Four musicals in ancient Greece are noteworthy. Rodgers and Hart had two hits there. THE BOYS FROM SYRACUSE took place in Ephesus, but the marvelous “Dear Old Syracuse” tells us which location the songwriters preferred.

In their final collaboration, R&H did well by BY JUPITER, especially with “Jupiter Forbid.” (Ever notice that Fred Ebb worked on the 1967 revival?)

THE HAPPIEST GIRL IN THE WORLD and HEAD OVER HEELS couldn’t be less alike: Offenbach posthumously provided the former score (with delicious E.Y. Harburg lyrics) and The Go-Go’s contributed to the latter. Its insistence that “Heaven Is a Place on Earth” may be hard to believe these days, but the song remains solid.

Europe is only one of the six continents for musical locales. (Antarctica? Oh, please!) In Asia we have two different looks at India. CHRISTINE is a 1960 near-operetta while BOMBAY DREAMS gives a 21st century Bollywood perspective.

Get a “Welcome to Kanagawa” – Japan, that is – in PACIFIC OVERTURES. See what Sondheim got to rhyme with “kimono.”

South America, take it away via EVITA and Argentina. Andrew Lloyd Webber and Tim Rice didn’t know when they wrote “And the Money Kept Rolling In (and Out)” that the title could serve as a chapter title in either of their biographies.

A South American location 4,400 miles away made for a less successful musical, but you can make a worthy trip and “Come to Colombia” and the river known as MAGDALENA. Both countries are part of Latin America, where KISS OF THE SPIDER WOMAN is set. Wherever you are, hearing Chita Rivera sing “Where You Are” will lift your spirits.

South Africa also offers two musicals with little in common. THE ZULU AND THE ZAYDA meet in Johannesburg in 1965 with the latter zestfully believing that “It’s Good to Be Alive.” A half-hour away and a decade later, matters are much more serious through Soweto Riots. SARAFINA! shows how some victims came out of it also realizing that it’s good to be alive.

(Maybe the two have more in common, after all.)

Yet your most valuable trip may be to London through MRS. HENDERSON PRESENTS. It tells of a theater that stays open in troubled times. We’re already looking forward to the first one of ours that will do that.
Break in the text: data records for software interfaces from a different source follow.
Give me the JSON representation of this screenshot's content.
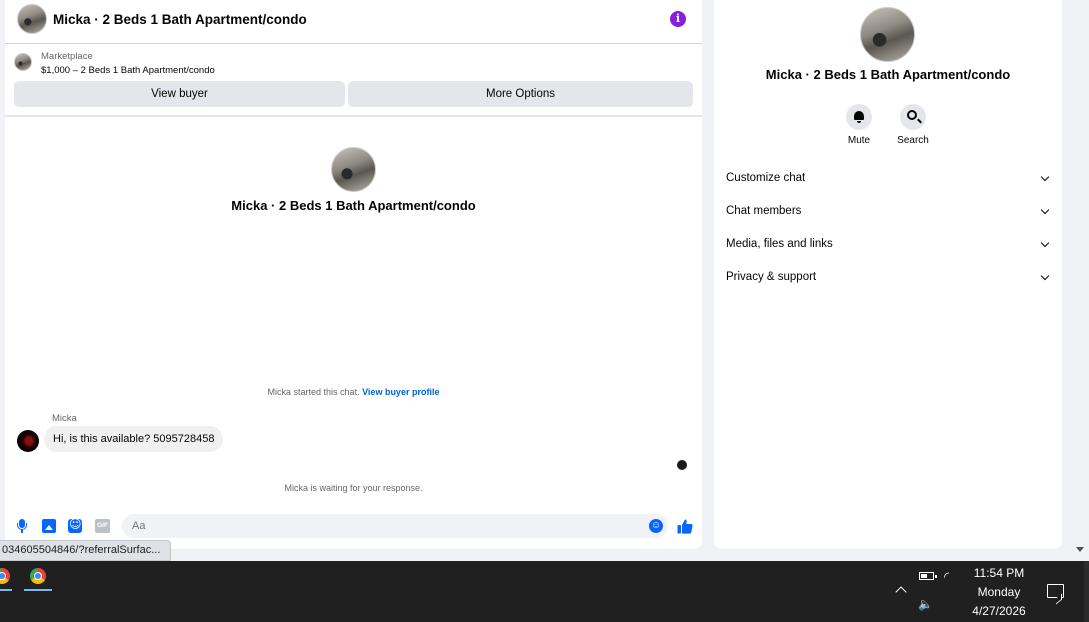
{
  "chat": {
    "header_title": "Micka · 2 Beds 1 Bath Apartment/condo",
    "marketplace_label": "Marketplace",
    "listing_line": "$1,000 – 2 Beds 1 Bath Apartment/condo",
    "view_buyer_label": "View buyer",
    "more_options_label": "More Options",
    "intro_title": "Micka · 2 Beds 1 Bath Apartment/condo",
    "started_text": "Micka started this chat.",
    "view_profile_link": "View buyer profile",
    "sender_name": "Micka",
    "message_text": "Hi, is this available? 5095728458",
    "waiting_text": "Micka is waiting for your response.",
    "input_placeholder": "Aa",
    "gif_label": "GIF",
    "accent_color": "#0866ff",
    "info_color": "#8a1ee0",
    "icons": [
      "info-icon",
      "microphone-icon",
      "photo-icon",
      "sticker-icon",
      "gif-icon",
      "emoji-icon",
      "like-icon"
    ]
  },
  "info_panel": {
    "title": "Micka · 2 Beds 1 Bath Apartment/condo",
    "actions": [
      {
        "label": "Mute",
        "icon": "bell-icon"
      },
      {
        "label": "Search",
        "icon": "search-icon"
      }
    ],
    "sections": [
      {
        "label": "Customize chat"
      },
      {
        "label": "Chat members"
      },
      {
        "label": "Media, files and links"
      },
      {
        "label": "Privacy & support"
      }
    ]
  },
  "status_bar": {
    "url_text": "034605504846/?referralSurfac..."
  },
  "taskbar": {
    "time": "11:54 PM",
    "day": "Monday",
    "date": "4/27/2026",
    "pinned_apps": [
      "chrome-icon",
      "chrome-icon"
    ]
  }
}
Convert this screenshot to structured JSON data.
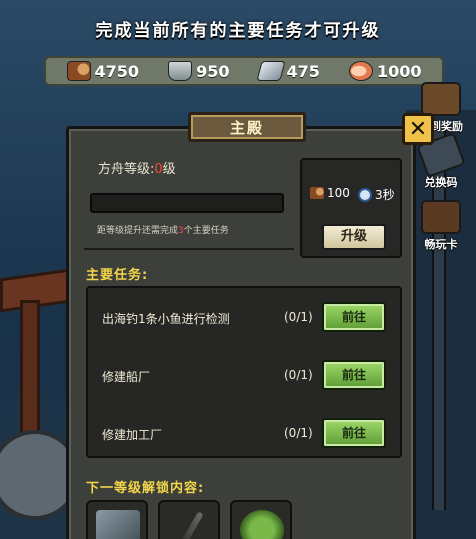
{
  "top_title": "完成当前所有的主要任务才可升级",
  "resources": [
    {
      "icon": "wood-log-icon",
      "value": "4750"
    },
    {
      "icon": "tin-can-icon",
      "value": "950"
    },
    {
      "icon": "iron-ingot-icon",
      "value": "475"
    },
    {
      "icon": "fish-meat-icon",
      "value": "1000"
    }
  ],
  "side_buttons": {
    "sign_in": "签到奖励",
    "redeem_code": "兑换码",
    "card": "畅玩卡"
  },
  "panel": {
    "title": "主殿",
    "close_label": "✕",
    "level_prefix": "方舟等级:",
    "level_value": "0",
    "level_suffix": "级",
    "level_progress": 0,
    "hint_prefix": "距等级提升还需完成",
    "hint_count": "3",
    "hint_suffix": "个主要任务",
    "cost_wood": "100",
    "cost_time": "3秒",
    "upgrade_label": "升级",
    "tasks_header": "主要任务:",
    "tasks": [
      {
        "name": "出海钓1条小鱼进行检测",
        "progress": "(0/1)",
        "button": "前往"
      },
      {
        "name": "修建船厂",
        "progress": "(0/1)",
        "button": "前往"
      },
      {
        "name": "修建加工厂",
        "progress": "(0/1)",
        "button": "前往"
      }
    ],
    "unlock_header": "下一等级解锁内容:"
  }
}
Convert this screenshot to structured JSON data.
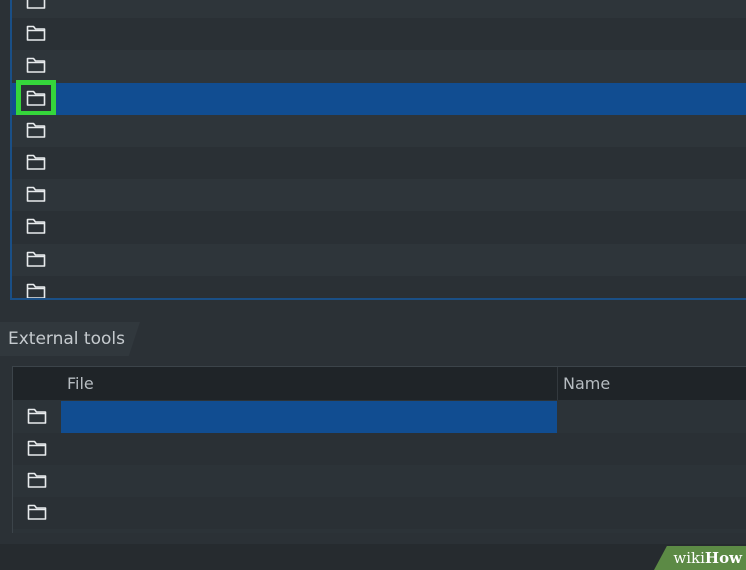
{
  "top_list": {
    "rows": [
      {
        "icon": "folder-icon",
        "selected": false
      },
      {
        "icon": "folder-icon",
        "selected": false
      },
      {
        "icon": "folder-icon",
        "selected": false
      },
      {
        "icon": "folder-icon",
        "selected": true,
        "highlighted": true
      },
      {
        "icon": "folder-icon",
        "selected": false
      },
      {
        "icon": "folder-icon",
        "selected": false
      },
      {
        "icon": "folder-icon",
        "selected": false
      },
      {
        "icon": "folder-icon",
        "selected": false
      },
      {
        "icon": "folder-icon",
        "selected": false
      },
      {
        "icon": "folder-icon",
        "selected": false
      }
    ]
  },
  "external_tools": {
    "tab_label": "External tools",
    "columns": {
      "file": "File",
      "name": "Name"
    },
    "rows": [
      {
        "icon": "folder-icon",
        "selected": true
      },
      {
        "icon": "folder-icon",
        "selected": false
      },
      {
        "icon": "folder-icon",
        "selected": false
      },
      {
        "icon": "folder-icon",
        "selected": false
      }
    ]
  },
  "watermark": {
    "prefix": "wiki",
    "suffix": "How"
  },
  "colors": {
    "selection": "#114d91",
    "highlight_box": "#35d63b",
    "panel_border": "#1a4f86",
    "watermark_bg": "#5c8a45"
  }
}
Peter Filichia also writes a column each Monday at He can be heard most weeks of the year on